App and web page records:
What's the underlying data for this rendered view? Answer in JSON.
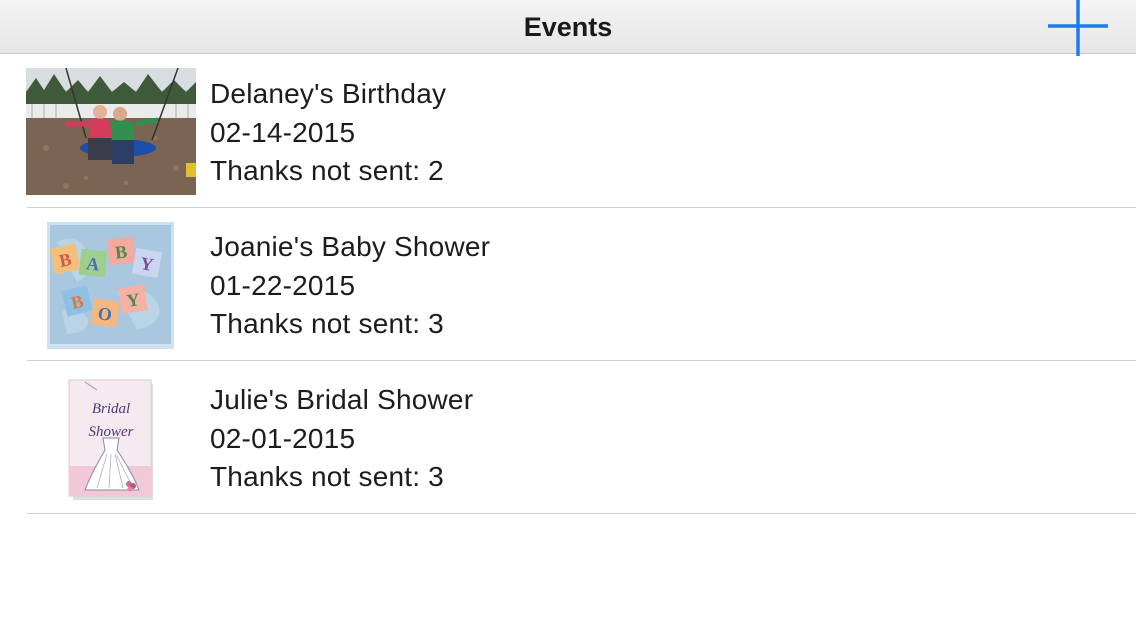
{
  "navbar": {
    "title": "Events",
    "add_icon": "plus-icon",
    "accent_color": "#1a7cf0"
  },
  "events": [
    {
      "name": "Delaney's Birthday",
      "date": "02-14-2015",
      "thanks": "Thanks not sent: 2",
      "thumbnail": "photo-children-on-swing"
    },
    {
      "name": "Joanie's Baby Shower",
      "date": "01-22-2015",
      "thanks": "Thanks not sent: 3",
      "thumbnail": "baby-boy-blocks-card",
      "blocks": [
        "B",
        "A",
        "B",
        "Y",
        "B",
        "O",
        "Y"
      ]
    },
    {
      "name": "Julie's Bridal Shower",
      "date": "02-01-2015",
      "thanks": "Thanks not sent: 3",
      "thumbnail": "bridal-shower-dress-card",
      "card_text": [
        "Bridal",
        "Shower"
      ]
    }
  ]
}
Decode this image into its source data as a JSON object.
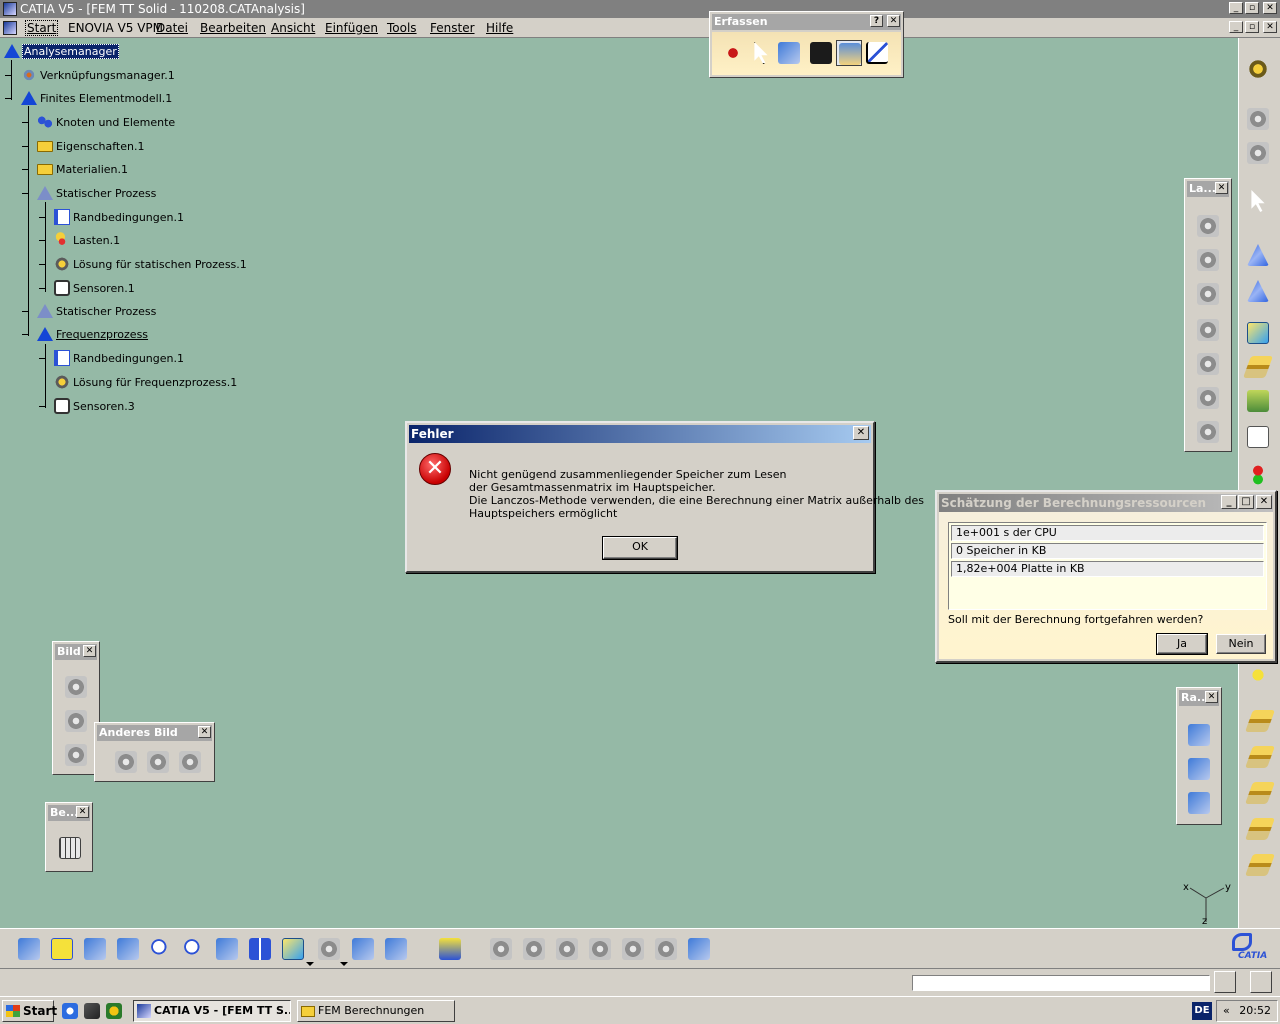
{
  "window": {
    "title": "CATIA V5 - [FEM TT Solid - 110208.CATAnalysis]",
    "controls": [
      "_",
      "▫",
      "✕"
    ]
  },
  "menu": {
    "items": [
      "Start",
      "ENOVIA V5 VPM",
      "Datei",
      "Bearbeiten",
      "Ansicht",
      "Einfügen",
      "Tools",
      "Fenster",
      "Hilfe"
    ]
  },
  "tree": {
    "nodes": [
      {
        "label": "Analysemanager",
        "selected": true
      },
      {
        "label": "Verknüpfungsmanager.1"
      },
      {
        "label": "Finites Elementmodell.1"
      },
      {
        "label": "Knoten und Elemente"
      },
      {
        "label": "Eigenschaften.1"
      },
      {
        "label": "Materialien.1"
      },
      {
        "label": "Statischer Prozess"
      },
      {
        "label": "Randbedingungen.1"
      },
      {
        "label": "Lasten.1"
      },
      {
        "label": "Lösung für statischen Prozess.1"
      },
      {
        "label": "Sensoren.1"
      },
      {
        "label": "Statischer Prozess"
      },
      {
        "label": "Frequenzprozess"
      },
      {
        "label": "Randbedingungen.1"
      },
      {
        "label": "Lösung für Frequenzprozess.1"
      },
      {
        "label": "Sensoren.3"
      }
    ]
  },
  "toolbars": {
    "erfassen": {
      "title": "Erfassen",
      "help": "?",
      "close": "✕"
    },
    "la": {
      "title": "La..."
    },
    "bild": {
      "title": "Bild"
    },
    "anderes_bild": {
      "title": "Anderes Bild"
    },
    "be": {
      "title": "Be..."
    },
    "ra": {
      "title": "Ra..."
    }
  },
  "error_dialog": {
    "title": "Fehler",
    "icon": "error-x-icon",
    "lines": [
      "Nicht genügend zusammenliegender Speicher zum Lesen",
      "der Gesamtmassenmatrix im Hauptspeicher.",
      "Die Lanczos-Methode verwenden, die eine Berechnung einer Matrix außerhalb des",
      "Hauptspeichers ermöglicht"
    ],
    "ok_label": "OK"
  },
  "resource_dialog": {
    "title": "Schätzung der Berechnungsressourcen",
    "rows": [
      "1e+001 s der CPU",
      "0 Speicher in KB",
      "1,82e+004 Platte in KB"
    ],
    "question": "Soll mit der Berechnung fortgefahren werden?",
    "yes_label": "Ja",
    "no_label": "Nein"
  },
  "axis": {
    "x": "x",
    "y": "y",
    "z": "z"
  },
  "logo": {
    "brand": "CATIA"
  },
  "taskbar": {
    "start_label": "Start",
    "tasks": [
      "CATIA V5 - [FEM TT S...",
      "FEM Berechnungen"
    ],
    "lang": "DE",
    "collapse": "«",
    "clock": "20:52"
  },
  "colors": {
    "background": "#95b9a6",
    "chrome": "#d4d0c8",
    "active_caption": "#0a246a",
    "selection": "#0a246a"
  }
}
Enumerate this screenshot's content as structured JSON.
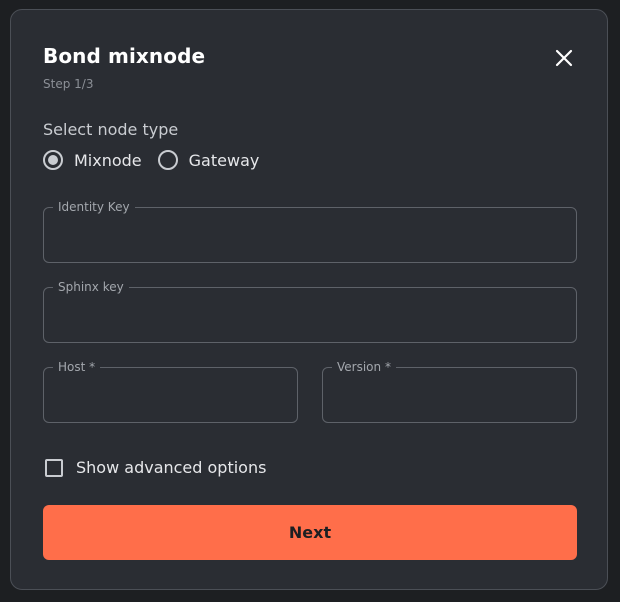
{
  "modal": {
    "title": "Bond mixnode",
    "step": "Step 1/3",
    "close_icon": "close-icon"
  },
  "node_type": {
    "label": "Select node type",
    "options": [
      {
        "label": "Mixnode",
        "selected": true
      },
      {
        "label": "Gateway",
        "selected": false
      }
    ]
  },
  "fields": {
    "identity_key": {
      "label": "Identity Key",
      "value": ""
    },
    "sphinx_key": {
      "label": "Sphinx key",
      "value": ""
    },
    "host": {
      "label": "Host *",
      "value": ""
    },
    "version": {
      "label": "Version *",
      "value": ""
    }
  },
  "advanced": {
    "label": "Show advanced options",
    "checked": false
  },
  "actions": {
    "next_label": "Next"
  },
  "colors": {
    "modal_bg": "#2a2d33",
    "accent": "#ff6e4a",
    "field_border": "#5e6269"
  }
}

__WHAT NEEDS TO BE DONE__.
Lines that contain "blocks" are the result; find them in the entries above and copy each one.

__EXERCISE ANSWER__.
      "thumbnail": "baby-boy-blocks-card",
      "blocks": [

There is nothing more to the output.